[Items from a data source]
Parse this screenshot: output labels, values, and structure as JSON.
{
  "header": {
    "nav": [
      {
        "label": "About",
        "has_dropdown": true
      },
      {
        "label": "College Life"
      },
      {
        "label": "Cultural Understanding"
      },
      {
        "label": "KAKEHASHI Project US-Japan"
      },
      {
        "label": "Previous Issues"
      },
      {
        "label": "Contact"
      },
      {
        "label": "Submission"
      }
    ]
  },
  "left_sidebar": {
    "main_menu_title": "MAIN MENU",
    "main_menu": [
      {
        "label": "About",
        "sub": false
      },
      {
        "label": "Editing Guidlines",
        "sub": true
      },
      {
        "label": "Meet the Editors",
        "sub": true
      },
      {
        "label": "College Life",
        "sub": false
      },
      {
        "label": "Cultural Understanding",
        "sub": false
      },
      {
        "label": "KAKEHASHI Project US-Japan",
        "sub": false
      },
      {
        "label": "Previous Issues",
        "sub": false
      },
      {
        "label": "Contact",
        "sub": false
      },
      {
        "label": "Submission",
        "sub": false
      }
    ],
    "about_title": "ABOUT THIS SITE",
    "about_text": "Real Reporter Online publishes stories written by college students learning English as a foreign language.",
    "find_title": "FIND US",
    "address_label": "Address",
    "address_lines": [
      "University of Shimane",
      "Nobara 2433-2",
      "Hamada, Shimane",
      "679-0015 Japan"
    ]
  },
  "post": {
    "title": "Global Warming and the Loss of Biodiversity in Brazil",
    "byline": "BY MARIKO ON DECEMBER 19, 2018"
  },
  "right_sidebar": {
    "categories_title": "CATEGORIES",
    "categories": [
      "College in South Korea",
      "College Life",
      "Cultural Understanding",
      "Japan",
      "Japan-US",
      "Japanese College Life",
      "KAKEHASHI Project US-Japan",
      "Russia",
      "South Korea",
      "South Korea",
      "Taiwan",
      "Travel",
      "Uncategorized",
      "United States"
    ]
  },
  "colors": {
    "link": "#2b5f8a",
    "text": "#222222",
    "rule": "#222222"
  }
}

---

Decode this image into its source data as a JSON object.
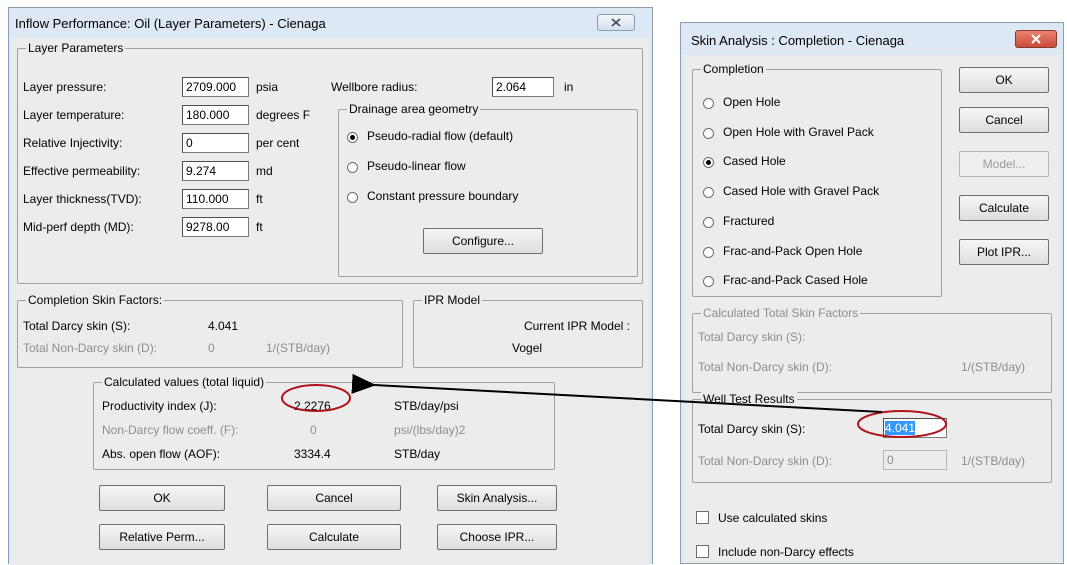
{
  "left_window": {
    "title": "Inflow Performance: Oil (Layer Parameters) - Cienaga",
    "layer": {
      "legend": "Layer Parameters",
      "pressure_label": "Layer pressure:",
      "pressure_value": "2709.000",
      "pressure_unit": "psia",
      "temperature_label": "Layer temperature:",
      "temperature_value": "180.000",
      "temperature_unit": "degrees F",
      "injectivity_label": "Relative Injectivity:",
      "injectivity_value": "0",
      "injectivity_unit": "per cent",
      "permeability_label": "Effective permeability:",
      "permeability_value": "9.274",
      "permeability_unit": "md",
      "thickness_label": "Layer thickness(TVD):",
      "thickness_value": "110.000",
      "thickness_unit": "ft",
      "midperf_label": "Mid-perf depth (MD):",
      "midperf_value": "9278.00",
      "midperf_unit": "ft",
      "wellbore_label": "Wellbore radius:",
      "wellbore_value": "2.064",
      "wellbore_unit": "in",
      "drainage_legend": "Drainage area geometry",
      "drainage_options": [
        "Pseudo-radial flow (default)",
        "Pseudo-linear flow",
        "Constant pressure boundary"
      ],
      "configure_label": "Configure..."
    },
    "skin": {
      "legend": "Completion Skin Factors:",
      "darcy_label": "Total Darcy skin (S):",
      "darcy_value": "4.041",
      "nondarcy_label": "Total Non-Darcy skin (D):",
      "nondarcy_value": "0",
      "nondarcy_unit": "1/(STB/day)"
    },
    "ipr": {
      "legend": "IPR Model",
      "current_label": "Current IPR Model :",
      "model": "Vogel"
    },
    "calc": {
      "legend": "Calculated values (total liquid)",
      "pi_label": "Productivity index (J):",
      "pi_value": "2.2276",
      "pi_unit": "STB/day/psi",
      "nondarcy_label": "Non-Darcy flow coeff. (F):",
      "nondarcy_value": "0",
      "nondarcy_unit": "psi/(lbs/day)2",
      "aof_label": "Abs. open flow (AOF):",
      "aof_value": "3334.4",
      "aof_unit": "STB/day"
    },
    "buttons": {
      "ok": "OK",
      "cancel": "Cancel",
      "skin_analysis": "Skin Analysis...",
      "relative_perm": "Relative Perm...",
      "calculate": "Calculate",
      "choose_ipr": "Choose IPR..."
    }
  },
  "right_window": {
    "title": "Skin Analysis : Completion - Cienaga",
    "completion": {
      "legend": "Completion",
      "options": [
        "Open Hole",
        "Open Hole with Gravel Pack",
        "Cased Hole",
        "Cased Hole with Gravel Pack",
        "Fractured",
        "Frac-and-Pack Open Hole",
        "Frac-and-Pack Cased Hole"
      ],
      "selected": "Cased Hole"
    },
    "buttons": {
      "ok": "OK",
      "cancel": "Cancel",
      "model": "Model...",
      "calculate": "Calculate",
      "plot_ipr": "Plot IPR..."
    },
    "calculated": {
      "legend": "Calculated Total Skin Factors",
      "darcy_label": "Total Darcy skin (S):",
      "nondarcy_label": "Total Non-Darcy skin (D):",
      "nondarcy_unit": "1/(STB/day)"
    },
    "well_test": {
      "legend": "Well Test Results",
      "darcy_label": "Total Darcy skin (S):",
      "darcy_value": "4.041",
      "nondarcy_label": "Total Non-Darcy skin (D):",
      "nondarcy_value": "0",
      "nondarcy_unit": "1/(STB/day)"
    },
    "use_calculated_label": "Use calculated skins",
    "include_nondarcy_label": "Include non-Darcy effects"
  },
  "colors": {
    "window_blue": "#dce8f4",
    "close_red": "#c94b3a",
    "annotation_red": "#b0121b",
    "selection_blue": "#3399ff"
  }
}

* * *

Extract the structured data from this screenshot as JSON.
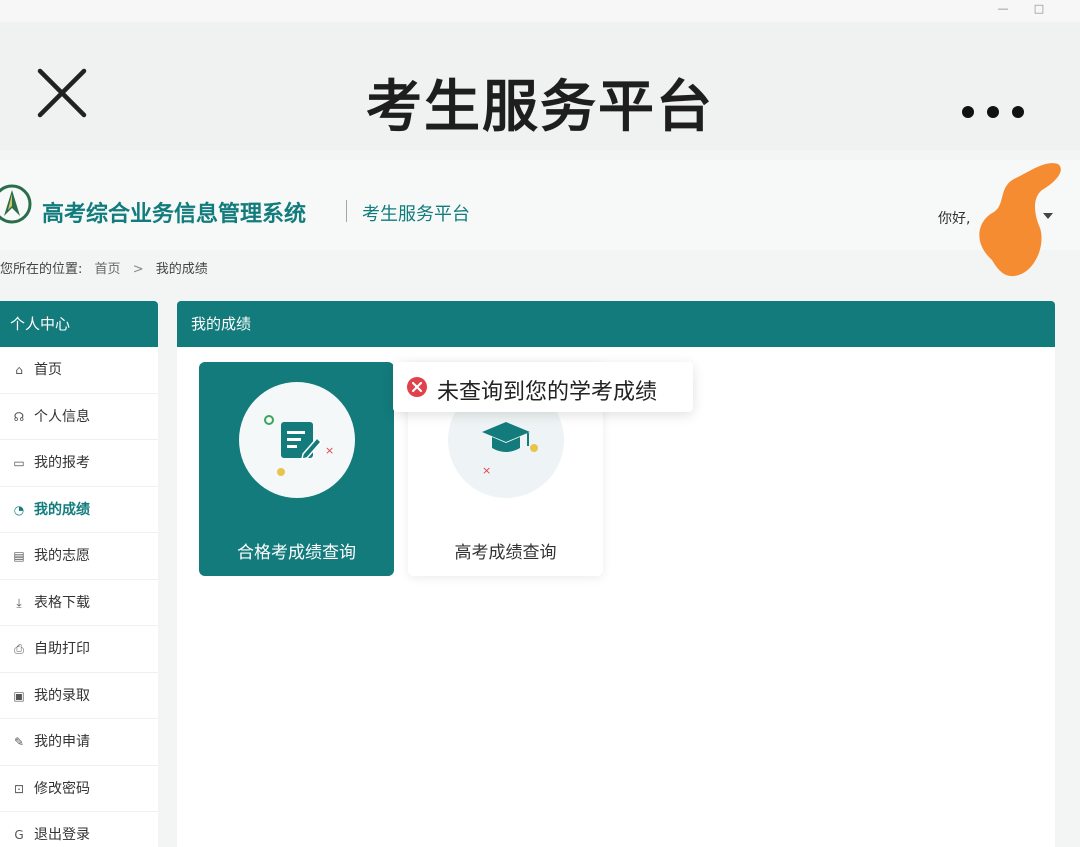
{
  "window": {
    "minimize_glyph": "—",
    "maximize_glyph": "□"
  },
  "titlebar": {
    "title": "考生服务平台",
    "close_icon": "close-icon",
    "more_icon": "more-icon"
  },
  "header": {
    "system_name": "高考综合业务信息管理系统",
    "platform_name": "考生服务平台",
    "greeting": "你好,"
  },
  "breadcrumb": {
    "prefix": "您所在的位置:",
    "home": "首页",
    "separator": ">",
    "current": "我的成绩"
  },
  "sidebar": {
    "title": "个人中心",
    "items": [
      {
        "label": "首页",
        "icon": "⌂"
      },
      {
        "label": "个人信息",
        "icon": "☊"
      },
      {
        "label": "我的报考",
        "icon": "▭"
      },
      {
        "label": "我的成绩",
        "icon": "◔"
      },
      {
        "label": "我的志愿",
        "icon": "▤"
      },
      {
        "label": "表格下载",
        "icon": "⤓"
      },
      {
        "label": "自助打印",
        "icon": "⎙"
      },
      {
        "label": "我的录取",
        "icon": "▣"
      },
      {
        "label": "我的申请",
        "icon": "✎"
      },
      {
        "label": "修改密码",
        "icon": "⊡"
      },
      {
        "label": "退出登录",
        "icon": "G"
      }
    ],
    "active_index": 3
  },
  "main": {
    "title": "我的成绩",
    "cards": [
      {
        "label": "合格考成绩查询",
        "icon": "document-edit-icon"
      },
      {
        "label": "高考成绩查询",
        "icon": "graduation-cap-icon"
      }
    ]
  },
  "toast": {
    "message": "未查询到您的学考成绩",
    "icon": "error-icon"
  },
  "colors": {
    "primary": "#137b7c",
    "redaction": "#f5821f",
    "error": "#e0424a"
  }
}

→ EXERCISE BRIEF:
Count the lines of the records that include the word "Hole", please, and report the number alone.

→ FINISHED EXERCISE:
7